PARLIAMENTARY candidates were put under the spotlight at a Chester Business Club ‘Any Questions’ event.
Held at the Crowne Plaza in the city centre, the Westminster hopefuls fielded questions on a variety of topics from the economy, education, small businesses, student loans, the environment, nationalisation and adult social care.
The session was chaired by Jim Hancock, a former political editor of BBC North West.
He thanked the City of Chester candidates for their attendance and pointed out some constituencies were struggling to get their prospective MPs in the same room together for a debate.
Pictured: Chester Business Club Vice Chairman Paddy Gill, Chris Matheson, Jim Hancock former BBC North West Political Correspondant, Lizzie Jewkes and Will Gallagher
He reminded the audience that Chester was a key seat and at the last election two years ago Labour took Chester from the Conservatives by just 93 votes.
He then started the event by asking the candidates for their election pledges.
Conservative candidate Will Gallagher said he was born and brought up in Chester and had run his parents’ business.
He said his priorities, if elected, would be getting Brexit right for Chester so the city did not miss out, to lock in the economy and improve economic growth, bring the city centre to life by encouraging more tourism and business, improve the transport infrastructure and build more affordable homes.

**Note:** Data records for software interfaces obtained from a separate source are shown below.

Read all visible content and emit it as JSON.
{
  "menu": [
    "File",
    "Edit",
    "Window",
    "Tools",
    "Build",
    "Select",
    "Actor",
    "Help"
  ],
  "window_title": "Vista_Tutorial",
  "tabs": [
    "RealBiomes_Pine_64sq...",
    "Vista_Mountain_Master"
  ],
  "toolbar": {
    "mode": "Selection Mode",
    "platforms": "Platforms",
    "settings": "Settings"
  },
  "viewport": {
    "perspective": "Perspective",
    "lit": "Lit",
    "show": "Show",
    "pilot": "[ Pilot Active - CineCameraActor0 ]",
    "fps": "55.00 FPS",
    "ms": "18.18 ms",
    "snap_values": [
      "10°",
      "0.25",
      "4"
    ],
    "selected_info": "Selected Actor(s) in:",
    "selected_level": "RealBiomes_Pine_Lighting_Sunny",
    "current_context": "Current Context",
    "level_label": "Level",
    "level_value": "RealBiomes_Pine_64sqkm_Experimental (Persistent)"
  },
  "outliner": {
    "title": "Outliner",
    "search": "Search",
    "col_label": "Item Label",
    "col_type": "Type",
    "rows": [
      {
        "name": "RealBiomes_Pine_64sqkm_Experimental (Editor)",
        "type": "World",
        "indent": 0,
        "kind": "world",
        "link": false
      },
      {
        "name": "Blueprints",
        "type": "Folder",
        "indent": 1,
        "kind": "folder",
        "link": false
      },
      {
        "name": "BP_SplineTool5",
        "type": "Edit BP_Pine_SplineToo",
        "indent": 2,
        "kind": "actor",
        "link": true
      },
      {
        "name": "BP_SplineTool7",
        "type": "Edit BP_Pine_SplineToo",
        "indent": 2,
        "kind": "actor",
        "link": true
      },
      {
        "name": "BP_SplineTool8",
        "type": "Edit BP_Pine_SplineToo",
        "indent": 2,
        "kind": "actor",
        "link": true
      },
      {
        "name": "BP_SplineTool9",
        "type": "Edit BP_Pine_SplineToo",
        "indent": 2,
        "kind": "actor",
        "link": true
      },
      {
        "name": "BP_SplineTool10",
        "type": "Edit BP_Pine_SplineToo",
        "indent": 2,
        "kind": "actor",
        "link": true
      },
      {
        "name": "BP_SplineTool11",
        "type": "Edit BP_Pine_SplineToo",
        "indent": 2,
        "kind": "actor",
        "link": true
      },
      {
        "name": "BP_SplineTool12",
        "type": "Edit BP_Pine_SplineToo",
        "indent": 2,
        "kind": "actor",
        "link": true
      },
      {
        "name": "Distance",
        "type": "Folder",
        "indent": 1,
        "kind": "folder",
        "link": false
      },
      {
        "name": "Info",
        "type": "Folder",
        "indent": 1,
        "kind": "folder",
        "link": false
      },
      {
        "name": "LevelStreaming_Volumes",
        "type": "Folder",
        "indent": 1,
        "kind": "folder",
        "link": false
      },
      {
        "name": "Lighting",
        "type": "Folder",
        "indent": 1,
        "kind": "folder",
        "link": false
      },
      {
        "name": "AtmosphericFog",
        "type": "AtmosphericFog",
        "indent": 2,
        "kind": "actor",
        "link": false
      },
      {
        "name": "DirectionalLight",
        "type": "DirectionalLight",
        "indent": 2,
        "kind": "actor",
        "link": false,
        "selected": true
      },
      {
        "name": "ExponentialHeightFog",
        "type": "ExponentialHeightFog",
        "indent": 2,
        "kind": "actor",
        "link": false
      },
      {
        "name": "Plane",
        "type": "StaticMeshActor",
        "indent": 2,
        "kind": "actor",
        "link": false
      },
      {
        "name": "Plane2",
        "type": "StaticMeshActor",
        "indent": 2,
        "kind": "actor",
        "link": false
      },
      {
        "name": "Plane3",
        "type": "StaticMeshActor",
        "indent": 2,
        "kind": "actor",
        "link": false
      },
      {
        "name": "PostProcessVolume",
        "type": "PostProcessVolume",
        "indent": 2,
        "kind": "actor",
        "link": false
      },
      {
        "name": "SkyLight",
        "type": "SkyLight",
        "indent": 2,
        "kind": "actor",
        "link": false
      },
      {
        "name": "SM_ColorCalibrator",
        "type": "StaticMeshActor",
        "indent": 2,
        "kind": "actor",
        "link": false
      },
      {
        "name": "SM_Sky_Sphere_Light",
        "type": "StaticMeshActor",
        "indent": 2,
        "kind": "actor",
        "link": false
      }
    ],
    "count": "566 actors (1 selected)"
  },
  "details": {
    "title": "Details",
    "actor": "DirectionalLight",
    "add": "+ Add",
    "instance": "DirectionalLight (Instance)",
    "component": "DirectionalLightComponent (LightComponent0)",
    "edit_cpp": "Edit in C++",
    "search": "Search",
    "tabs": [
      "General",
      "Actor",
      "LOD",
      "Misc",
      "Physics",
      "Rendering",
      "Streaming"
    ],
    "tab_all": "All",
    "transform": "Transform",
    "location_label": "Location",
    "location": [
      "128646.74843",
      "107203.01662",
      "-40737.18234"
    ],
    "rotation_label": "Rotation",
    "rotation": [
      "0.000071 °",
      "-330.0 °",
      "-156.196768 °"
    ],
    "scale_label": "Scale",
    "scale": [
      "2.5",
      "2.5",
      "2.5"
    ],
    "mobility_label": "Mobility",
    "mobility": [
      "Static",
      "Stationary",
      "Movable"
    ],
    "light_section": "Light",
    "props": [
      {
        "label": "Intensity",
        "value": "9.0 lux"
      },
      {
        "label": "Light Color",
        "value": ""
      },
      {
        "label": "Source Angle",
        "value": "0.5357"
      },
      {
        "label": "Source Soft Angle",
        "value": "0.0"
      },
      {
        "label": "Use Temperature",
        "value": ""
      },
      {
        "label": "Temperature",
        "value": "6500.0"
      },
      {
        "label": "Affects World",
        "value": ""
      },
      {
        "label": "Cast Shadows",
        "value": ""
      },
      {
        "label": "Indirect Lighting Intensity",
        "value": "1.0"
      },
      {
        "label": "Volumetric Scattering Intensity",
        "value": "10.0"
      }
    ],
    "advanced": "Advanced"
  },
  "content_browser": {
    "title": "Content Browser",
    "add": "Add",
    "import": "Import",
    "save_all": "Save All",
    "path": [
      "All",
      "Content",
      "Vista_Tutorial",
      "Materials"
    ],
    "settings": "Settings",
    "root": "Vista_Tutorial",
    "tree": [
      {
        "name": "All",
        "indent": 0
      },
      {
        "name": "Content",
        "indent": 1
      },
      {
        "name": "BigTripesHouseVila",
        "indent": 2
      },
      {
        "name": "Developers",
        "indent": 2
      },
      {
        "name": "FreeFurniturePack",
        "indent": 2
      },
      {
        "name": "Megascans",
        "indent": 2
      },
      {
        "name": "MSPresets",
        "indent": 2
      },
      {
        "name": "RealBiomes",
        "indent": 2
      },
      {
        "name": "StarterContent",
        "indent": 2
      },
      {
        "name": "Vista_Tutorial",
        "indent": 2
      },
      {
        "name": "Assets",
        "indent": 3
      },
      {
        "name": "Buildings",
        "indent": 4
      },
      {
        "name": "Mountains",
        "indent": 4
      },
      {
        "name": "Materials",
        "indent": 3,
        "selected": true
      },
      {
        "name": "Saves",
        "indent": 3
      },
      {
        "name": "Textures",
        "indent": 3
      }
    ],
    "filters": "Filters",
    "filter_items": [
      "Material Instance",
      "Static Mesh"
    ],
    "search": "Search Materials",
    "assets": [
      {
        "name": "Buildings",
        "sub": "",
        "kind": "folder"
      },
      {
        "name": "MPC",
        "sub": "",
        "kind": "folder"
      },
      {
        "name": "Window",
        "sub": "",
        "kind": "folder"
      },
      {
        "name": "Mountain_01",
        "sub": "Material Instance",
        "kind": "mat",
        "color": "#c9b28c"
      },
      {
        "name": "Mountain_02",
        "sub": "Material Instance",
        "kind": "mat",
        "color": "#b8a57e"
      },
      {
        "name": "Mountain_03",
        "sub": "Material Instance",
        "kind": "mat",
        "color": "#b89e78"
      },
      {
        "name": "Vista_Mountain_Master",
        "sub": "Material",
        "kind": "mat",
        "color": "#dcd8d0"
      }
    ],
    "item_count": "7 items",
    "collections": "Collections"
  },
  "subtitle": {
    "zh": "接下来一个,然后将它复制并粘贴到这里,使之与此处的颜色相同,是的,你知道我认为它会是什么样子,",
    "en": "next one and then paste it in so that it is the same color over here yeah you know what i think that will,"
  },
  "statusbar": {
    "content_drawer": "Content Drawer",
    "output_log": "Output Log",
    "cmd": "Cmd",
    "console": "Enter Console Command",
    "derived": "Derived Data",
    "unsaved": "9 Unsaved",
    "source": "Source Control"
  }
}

Liberal Democrat candidate Lizzie Jewkes said she would encourage individuals’ potential and entrepreneurs. She said her proudest moment was her paper on raising the income tax threshold being on the front cover of the Liberal Democrats’ 2010 manifesto and implemented by them while they were in coalition government with the Conservatives.
Chris Matheson, Labour’s sitting MP for Chester, said his two year record spoke for itself.
He said he had turned down frontbench roles to concentrate all his efforts on Chester.
He said he had been proud to serve Chester and would continue to do so. He said he had made progress on improving the city’s broadband but appreciated there was still more work to be done. He said the re-opening of the Castle, bit by bit would be slow but would have an important role to play in improving tourism and the city’s economy. He said he wanted to help the city continue to grow economically and wanted to see an end to short-term employment and zero-hours contracts.
See full story in the Chester Leader